### WORK REQUEST
Could you repeat every record below exactly as written?

——————————

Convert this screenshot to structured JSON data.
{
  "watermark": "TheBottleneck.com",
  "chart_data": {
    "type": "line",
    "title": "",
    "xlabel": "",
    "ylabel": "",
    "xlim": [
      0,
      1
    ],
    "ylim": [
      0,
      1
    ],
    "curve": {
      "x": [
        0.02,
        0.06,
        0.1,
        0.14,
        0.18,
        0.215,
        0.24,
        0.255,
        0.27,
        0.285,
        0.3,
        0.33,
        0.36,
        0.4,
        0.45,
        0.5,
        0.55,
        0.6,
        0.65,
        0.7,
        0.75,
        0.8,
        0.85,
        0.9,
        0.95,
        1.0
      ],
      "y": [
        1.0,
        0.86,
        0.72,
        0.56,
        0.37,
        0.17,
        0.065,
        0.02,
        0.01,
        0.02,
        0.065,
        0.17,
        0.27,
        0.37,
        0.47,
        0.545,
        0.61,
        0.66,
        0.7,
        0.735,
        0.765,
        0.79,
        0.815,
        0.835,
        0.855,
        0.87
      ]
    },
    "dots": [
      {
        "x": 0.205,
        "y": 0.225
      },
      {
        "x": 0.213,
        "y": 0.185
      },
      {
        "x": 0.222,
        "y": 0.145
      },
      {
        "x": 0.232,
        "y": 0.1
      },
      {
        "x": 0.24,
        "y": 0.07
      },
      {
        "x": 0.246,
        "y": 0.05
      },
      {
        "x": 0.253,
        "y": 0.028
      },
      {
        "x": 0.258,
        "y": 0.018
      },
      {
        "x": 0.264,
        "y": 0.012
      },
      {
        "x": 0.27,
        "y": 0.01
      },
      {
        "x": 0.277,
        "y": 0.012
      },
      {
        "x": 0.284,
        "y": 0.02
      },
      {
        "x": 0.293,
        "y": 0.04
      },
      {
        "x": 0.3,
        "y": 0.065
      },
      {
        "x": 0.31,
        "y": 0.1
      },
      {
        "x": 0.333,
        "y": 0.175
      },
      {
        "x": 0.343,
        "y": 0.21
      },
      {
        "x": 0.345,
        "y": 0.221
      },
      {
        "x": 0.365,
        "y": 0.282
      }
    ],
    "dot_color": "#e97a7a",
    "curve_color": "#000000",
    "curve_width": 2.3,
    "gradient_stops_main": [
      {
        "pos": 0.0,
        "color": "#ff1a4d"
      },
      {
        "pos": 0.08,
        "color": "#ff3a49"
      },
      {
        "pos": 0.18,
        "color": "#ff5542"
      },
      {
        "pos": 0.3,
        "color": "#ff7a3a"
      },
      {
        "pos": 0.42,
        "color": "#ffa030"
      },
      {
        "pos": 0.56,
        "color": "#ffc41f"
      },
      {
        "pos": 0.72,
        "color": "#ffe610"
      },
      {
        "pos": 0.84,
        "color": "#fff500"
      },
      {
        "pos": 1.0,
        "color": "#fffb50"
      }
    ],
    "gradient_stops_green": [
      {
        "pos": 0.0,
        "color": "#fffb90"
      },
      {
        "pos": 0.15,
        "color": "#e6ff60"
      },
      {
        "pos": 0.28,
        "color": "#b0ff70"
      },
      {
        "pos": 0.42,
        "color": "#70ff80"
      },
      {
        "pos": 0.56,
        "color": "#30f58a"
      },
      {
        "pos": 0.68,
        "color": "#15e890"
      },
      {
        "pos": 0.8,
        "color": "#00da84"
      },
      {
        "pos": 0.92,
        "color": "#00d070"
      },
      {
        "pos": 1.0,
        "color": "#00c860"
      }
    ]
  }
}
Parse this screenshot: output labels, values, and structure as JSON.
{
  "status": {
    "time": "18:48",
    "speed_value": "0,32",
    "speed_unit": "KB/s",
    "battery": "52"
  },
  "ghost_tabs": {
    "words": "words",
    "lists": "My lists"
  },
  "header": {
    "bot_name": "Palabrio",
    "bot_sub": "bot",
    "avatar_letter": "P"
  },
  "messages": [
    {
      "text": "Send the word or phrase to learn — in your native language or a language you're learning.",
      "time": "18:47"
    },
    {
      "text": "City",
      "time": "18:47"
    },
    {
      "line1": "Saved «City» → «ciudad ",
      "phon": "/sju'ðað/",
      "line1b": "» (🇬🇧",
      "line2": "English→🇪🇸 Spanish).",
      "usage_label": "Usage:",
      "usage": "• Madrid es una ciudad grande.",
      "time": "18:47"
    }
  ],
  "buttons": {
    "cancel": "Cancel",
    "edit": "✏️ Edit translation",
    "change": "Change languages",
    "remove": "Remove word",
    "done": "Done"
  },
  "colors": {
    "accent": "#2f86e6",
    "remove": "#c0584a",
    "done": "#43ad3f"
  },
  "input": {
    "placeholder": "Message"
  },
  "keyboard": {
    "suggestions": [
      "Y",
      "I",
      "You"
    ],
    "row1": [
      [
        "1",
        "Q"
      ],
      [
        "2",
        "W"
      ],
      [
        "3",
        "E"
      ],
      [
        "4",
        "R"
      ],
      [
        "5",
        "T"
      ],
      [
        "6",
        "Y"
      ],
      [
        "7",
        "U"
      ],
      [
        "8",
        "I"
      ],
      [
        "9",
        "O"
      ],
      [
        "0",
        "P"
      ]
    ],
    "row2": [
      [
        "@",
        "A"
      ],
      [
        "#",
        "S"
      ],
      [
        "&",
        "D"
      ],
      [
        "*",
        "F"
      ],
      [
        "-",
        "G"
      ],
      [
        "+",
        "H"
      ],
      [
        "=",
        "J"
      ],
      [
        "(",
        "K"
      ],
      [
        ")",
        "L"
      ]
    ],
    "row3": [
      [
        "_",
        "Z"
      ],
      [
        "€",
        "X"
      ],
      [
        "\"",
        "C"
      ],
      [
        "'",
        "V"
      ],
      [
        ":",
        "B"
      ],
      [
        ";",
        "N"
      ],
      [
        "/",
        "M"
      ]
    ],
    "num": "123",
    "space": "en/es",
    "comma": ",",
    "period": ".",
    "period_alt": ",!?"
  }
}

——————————

### OUTPUT
Convert this screenshot to structured JSON data.
{
  "watermark": "TheBottleneck.com",
  "chart_data": {
    "type": "line",
    "title": "",
    "xlabel": "",
    "ylabel": "",
    "xlim": [
      0,
      1
    ],
    "ylim": [
      0,
      1
    ],
    "curve": {
      "x": [
        0.02,
        0.06,
        0.1,
        0.14,
        0.18,
        0.215,
        0.24,
        0.255,
        0.27,
        0.285,
        0.3,
        0.33,
        0.36,
        0.4,
        0.45,
        0.5,
        0.55,
        0.6,
        0.65,
        0.7,
        0.75,
        0.8,
        0.85,
        0.9,
        0.95,
        1.0
      ],
      "y": [
        1.0,
        0.86,
        0.72,
        0.56,
        0.37,
        0.17,
        0.065,
        0.02,
        0.01,
        0.02,
        0.065,
        0.17,
        0.27,
        0.37,
        0.47,
        0.545,
        0.61,
        0.66,
        0.7,
        0.735,
        0.765,
        0.79,
        0.815,
        0.835,
        0.855,
        0.87
      ]
    },
    "dots": [
      {
        "x": 0.205,
        "y": 0.225
      },
      {
        "x": 0.213,
        "y": 0.185
      },
      {
        "x": 0.222,
        "y": 0.145
      },
      {
        "x": 0.232,
        "y": 0.1
      },
      {
        "x": 0.24,
        "y": 0.07
      },
      {
        "x": 0.246,
        "y": 0.05
      },
      {
        "x": 0.253,
        "y": 0.028
      },
      {
        "x": 0.258,
        "y": 0.018
      },
      {
        "x": 0.264,
        "y": 0.012
      },
      {
        "x": 0.27,
        "y": 0.01
      },
      {
        "x": 0.277,
        "y": 0.012
      },
      {
        "x": 0.284,
        "y": 0.02
      },
      {
        "x": 0.293,
        "y": 0.04
      },
      {
        "x": 0.3,
        "y": 0.065
      },
      {
        "x": 0.31,
        "y": 0.1
      },
      {
        "x": 0.333,
        "y": 0.175
      },
      {
        "x": 0.343,
        "y": 0.21
      },
      {
        "x": 0.345,
        "y": 0.221
      },
      {
        "x": 0.365,
        "y": 0.282
      }
    ],
    "dot_color": "#e97a7a",
    "curve_color": "#000000",
    "curve_width": 2.3,
    "gradient_stops_main": [
      {
        "pos": 0.0,
        "color": "#ff1a4d"
      },
      {
        "pos": 0.08,
        "color": "#ff3a49"
      },
      {
        "pos": 0.18,
        "color": "#ff5542"
      },
      {
        "pos": 0.3,
        "color": "#ff7a3a"
      },
      {
        "pos": 0.42,
        "color": "#ffa030"
      },
      {
        "pos": 0.56,
        "color": "#ffc41f"
      },
      {
        "pos": 0.72,
        "color": "#ffe610"
      },
      {
        "pos": 0.84,
        "color": "#fff500"
      },
      {
        "pos": 1.0,
        "color": "#fffb50"
      }
    ],
    "gradient_stops_green": [
      {
        "pos": 0.0,
        "color": "#fffb90"
      },
      {
        "pos": 0.15,
        "color": "#e6ff60"
      },
      {
        "pos": 0.28,
        "color": "#b0ff70"
      },
      {
        "pos": 0.42,
        "color": "#70ff80"
      },
      {
        "pos": 0.56,
        "color": "#30f58a"
      },
      {
        "pos": 0.68,
        "color": "#15e890"
      },
      {
        "pos": 0.8,
        "color": "#00da84"
      },
      {
        "pos": 0.92,
        "color": "#00d070"
      },
      {
        "pos": 1.0,
        "color": "#00c860"
      }
    ]
  }
}
Parse this screenshot: output labels, values, and structure as JSON.
{
  "status": {
    "time": "18:48",
    "speed_value": "0,32",
    "speed_unit": "KB/s",
    "battery": "52"
  },
  "ghost_tabs": {
    "words": "words",
    "lists": "My lists"
  },
  "header": {
    "bot_name": "Palabrio",
    "bot_sub": "bot",
    "avatar_letter": "P"
  },
  "messages": [
    {
      "text": "Send the word or phrase to learn — in your native language or a language you're learning.",
      "time": "18:47"
    },
    {
      "text": "City",
      "time": "18:47"
    },
    {
      "line1": "Saved «City» → «ciudad ",
      "phon": "/sju'ðað/",
      "line1b": "» (🇬🇧",
      "line2": "English→🇪🇸 Spanish).",
      "usage_label": "Usage:",
      "usage": "• Madrid es una ciudad grande.",
      "time": "18:47"
    }
  ],
  "buttons": {
    "cancel": "Cancel",
    "edit": "✏️ Edit translation",
    "change": "Change languages",
    "remove": "Remove word",
    "done": "Done"
  },
  "colors": {
    "accent": "#2f86e6",
    "remove": "#c0584a",
    "done": "#43ad3f"
  },
  "input": {
    "placeholder": "Message"
  },
  "keyboard": {
    "suggestions": [
      "Y",
      "I",
      "You"
    ],
    "row1": [
      [
        "1",
        "Q"
      ],
      [
        "2",
        "W"
      ],
      [
        "3",
        "E"
      ],
      [
        "4",
        "R"
      ],
      [
        "5",
        "T"
      ],
      [
        "6",
        "Y"
      ],
      [
        "7",
        "U"
      ],
      [
        "8",
        "I"
      ],
      [
        "9",
        "O"
      ],
      [
        "0",
        "P"
      ]
    ],
    "row2": [
      [
        "@",
        "A"
      ],
      [
        "#",
        "S"
      ],
      [
        "&",
        "D"
      ],
      [
        "*",
        "F"
      ],
      [
        "-",
        "G"
      ],
      [
        "+",
        "H"
      ],
      [
        "=",
        "J"
      ],
      [
        "(",
        "K"
      ],
      [
        ")",
        "L"
      ]
    ],
    "row3": [
      [
        "_",
        "Z"
      ],
      [
        "€",
        "X"
      ],
      [
        "\"",
        "C"
      ],
      [
        "'",
        "V"
      ],
      [
        ":",
        "B"
      ],
      [
        ";",
        "N"
      ],
      [
        "/",
        "M"
      ]
    ],
    "num": "123",
    "space": "en/es",
    "comma": ",",
    "period": ".",
    "period_alt": ",!?"
  }
}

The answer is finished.